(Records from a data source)
• • •

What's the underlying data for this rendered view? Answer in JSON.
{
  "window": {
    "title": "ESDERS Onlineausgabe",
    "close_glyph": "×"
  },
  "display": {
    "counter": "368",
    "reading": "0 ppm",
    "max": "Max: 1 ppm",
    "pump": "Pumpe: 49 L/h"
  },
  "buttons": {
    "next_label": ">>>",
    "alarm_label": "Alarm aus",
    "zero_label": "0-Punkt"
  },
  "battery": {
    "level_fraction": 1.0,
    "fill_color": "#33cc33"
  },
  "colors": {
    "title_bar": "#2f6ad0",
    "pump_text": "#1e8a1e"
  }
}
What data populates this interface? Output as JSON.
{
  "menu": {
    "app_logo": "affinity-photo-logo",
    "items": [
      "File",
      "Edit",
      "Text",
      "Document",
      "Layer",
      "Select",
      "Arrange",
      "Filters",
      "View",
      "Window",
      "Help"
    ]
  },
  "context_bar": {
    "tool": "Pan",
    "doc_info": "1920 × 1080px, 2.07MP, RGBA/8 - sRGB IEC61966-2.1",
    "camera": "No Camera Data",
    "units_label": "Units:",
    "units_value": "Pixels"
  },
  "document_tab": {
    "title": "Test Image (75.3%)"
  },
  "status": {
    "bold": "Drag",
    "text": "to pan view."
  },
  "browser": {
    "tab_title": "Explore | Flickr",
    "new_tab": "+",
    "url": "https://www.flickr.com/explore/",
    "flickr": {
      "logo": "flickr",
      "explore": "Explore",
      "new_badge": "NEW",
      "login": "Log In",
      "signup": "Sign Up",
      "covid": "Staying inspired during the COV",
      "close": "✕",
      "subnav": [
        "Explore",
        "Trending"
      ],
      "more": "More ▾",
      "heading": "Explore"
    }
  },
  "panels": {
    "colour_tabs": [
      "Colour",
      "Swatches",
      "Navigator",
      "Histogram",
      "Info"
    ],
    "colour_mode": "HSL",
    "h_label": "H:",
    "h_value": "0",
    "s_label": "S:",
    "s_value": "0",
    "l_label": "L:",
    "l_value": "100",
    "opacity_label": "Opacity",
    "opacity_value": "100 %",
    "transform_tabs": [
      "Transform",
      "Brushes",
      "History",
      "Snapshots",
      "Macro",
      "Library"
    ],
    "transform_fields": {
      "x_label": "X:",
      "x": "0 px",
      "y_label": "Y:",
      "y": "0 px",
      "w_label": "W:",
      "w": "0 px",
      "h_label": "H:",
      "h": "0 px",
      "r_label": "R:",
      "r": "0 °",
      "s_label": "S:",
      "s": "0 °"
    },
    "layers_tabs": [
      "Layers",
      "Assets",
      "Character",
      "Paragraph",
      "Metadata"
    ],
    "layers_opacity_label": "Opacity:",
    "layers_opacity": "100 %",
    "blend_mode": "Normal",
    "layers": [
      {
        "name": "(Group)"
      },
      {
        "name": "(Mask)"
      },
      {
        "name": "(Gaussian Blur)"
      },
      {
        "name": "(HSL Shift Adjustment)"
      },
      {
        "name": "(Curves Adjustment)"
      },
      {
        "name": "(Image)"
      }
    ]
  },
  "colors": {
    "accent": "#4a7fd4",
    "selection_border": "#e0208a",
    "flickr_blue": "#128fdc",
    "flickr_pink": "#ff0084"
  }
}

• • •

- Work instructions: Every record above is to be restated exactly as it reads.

- Response for this exercise:
What's the underlying data for this rendered view? Answer in JSON.
{
  "window": {
    "title": "ESDERS Onlineausgabe",
    "close_glyph": "×"
  },
  "display": {
    "counter": "368",
    "reading": "0 ppm",
    "max": "Max: 1 ppm",
    "pump": "Pumpe: 49 L/h"
  },
  "buttons": {
    "next_label": ">>>",
    "alarm_label": "Alarm aus",
    "zero_label": "0-Punkt"
  },
  "battery": {
    "level_fraction": 1.0,
    "fill_color": "#33cc33"
  },
  "colors": {
    "title_bar": "#2f6ad0",
    "pump_text": "#1e8a1e"
  }
}
What data populates this interface? Output as JSON.
{
  "menu": {
    "app_logo": "affinity-photo-logo",
    "items": [
      "File",
      "Edit",
      "Text",
      "Document",
      "Layer",
      "Select",
      "Arrange",
      "Filters",
      "View",
      "Window",
      "Help"
    ]
  },
  "context_bar": {
    "tool": "Pan",
    "doc_info": "1920 × 1080px, 2.07MP, RGBA/8 - sRGB IEC61966-2.1",
    "camera": "No Camera Data",
    "units_label": "Units:",
    "units_value": "Pixels"
  },
  "document_tab": {
    "title": "Test Image (75.3%)"
  },
  "status": {
    "bold": "Drag",
    "text": "to pan view."
  },
  "browser": {
    "tab_title": "Explore | Flickr",
    "new_tab": "+",
    "url": "https://www.flickr.com/explore/",
    "flickr": {
      "logo": "flickr",
      "explore": "Explore",
      "new_badge": "NEW",
      "login": "Log In",
      "signup": "Sign Up",
      "covid": "Staying inspired during the COV",
      "close": "✕",
      "subnav": [
        "Explore",
        "Trending"
      ],
      "more": "More ▾",
      "heading": "Explore"
    }
  },
  "panels": {
    "colour_tabs": [
      "Colour",
      "Swatches",
      "Navigator",
      "Histogram",
      "Info"
    ],
    "colour_mode": "HSL",
    "h_label": "H:",
    "h_value": "0",
    "s_label": "S:",
    "s_value": "0",
    "l_label": "L:",
    "l_value": "100",
    "opacity_label": "Opacity",
    "opacity_value": "100 %",
    "transform_tabs": [
      "Transform",
      "Brushes",
      "History",
      "Snapshots",
      "Macro",
      "Library"
    ],
    "transform_fields": {
      "x_label": "X:",
      "x": "0 px",
      "y_label": "Y:",
      "y": "0 px",
      "w_label": "W:",
      "w": "0 px",
      "h_label": "H:",
      "h": "0 px",
      "r_label": "R:",
      "r": "0 °",
      "s_label": "S:",
      "s": "0 °"
    },
    "layers_tabs": [
      "Layers",
      "Assets",
      "Character",
      "Paragraph",
      "Metadata"
    ],
    "layers_opacity_label": "Opacity:",
    "layers_opacity": "100 %",
    "blend_mode": "Normal",
    "layers": [
      {
        "name": "(Group)"
      },
      {
        "name": "(Mask)"
      },
      {
        "name": "(Gaussian Blur)"
      },
      {
        "name": "(HSL Shift Adjustment)"
      },
      {
        "name": "(Curves Adjustment)"
      },
      {
        "name": "(Image)"
      }
    ]
  },
  "colors": {
    "accent": "#4a7fd4",
    "selection_border": "#e0208a",
    "flickr_blue": "#128fdc",
    "flickr_pink": "#ff0084"
  }
}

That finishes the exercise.